The new guidelines put out by the CDC (Center for Disease Control and Prevention) on March 18th has called for doctors to stop testing patients for THC when they are prescribing opiate medications for chronic pain. These guidelines were released in hopes of curbing the current prescription pill epidemic. The CDC said that it still condones urine testing for other drugs, but that THC should be excluded. One of the reasons for this shift in attitude is that the doctors aren’t sure there are negative consequences from a patient using marijuana. “For example, experts noted that there might be uncertainty about the clinical implications of a positive urine drug test for tetrahydrocannabinols (THC),” the guideline reads.

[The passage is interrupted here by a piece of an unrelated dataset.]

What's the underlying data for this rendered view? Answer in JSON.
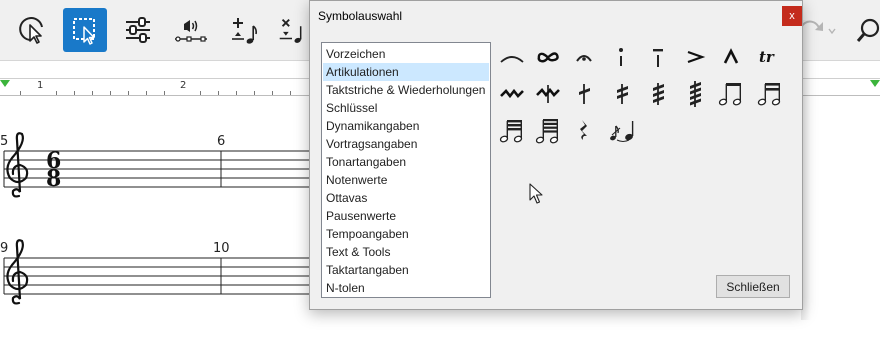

Passing a urine test isn’t required to be put on pain pills, but those who suffer from chronic pain are usually referred to specialists at pain management clinics. When this happens, these clinics almost always require that their patient isn’t using any illegal drugs, even if it’s medical marijuana. So this meant that patients had to choose between getting their pain pills, and getting their medical marijuana. According to the guideline, this attitude created an environment where patients were stigmatized and subjected to termination of their care. These terminations of care often lead to chronic pain patients being denied the healthcare they require.
This means that at least 21% of the time the tests were inaccurate, and yet it was still the accepted practice by pain management doctors.
“Clinicians should not dismiss patients from care based on a urine drug test result because this could constitute patient abandonment and could have adverse consequences for patient safety, potentially including the patient obtaining opioids from alternative sources and the clinician missing opportunities to facilitate treatment for substance use disorder,” the guideline states.
The Pain News Network, who originally broke this story, offered a report of their own that had some interesting data about false positives. The article claims, “False positive readings for marijuana, for example, were given over 21 percent of the time, while false negative results for marijuana also appeared about 21 percent of the time.” This means that at least 21% of the time the tests were inaccurate, and yet it was still the accepted practice by pain management doctors.
These guidelines are a major victory for the acceptance of cannabis in the medical community, and proof that doctors all around the nation are starting to see its benefits, or at least its lack of truly harmful effects. Coming just one month after Senator Warren called on the CDC to research cannabis as an alternative to opioid painkillers, these guidelines are a sign that maybe they were actually listening.